For each line in the data that includes "icon", make a copy.

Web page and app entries
_____
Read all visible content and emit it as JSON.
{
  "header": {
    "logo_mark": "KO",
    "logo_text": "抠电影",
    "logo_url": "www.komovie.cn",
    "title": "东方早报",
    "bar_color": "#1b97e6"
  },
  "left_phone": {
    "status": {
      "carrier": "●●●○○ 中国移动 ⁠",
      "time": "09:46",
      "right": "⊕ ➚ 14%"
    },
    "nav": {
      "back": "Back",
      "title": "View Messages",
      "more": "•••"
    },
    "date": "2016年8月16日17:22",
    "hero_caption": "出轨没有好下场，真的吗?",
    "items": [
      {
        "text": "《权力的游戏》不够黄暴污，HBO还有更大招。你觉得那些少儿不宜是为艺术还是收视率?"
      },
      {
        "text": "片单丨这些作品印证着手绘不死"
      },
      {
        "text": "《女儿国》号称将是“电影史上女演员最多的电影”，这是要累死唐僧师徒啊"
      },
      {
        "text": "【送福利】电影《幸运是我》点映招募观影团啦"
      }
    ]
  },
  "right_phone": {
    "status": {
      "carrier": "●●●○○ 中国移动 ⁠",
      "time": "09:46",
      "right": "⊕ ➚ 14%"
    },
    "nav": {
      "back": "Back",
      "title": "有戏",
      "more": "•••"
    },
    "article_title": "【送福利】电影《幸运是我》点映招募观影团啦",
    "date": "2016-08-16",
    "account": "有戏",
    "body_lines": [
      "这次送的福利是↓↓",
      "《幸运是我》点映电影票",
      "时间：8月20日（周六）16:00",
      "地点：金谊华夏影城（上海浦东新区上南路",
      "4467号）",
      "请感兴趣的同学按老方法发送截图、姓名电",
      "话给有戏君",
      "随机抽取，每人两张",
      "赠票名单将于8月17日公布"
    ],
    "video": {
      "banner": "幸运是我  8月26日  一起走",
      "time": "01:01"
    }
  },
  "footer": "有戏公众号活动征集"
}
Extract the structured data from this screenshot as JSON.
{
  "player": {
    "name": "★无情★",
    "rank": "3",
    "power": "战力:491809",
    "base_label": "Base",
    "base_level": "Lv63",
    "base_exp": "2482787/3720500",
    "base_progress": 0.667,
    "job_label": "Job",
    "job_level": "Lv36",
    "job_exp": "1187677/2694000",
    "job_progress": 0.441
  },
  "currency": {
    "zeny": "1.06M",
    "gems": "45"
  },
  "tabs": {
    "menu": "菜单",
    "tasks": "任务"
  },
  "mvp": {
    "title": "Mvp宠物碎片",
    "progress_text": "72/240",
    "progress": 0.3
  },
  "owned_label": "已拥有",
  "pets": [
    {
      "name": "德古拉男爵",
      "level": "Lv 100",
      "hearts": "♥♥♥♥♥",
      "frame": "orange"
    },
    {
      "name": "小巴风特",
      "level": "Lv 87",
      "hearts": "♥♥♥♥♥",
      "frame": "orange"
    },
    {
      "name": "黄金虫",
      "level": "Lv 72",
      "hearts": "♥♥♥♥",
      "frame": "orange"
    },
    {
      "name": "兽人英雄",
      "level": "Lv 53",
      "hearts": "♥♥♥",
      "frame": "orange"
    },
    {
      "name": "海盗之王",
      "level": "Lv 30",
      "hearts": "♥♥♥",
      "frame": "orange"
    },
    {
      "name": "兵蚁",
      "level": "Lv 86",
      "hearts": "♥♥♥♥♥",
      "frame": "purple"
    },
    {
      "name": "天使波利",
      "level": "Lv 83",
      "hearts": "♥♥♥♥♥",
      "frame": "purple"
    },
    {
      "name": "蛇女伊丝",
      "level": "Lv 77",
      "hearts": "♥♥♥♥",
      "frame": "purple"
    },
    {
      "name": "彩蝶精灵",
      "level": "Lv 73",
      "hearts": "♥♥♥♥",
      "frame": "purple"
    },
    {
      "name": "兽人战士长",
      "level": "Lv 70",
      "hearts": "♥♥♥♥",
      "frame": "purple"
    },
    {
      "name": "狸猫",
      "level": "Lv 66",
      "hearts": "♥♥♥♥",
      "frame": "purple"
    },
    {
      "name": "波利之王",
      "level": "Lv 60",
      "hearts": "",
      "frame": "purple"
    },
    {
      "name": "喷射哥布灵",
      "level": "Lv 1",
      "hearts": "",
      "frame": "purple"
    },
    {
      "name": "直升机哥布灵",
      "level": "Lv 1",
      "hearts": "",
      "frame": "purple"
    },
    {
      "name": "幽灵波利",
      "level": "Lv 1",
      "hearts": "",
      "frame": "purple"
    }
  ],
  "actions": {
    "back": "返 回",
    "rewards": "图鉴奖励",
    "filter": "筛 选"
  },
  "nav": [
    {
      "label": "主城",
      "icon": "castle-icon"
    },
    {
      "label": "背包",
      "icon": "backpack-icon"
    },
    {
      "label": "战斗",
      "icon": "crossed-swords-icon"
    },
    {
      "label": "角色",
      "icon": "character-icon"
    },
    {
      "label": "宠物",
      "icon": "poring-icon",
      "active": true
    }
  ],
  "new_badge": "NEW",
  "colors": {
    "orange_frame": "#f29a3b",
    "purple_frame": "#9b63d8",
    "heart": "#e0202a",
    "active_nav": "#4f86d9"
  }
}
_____
→ WRITTEN ANSWER:
      "icon": "castle-icon"
      "icon": "backpack-icon"
      "icon": "crossed-swords-icon"
      "icon": "character-icon"
      "icon": "poring-icon",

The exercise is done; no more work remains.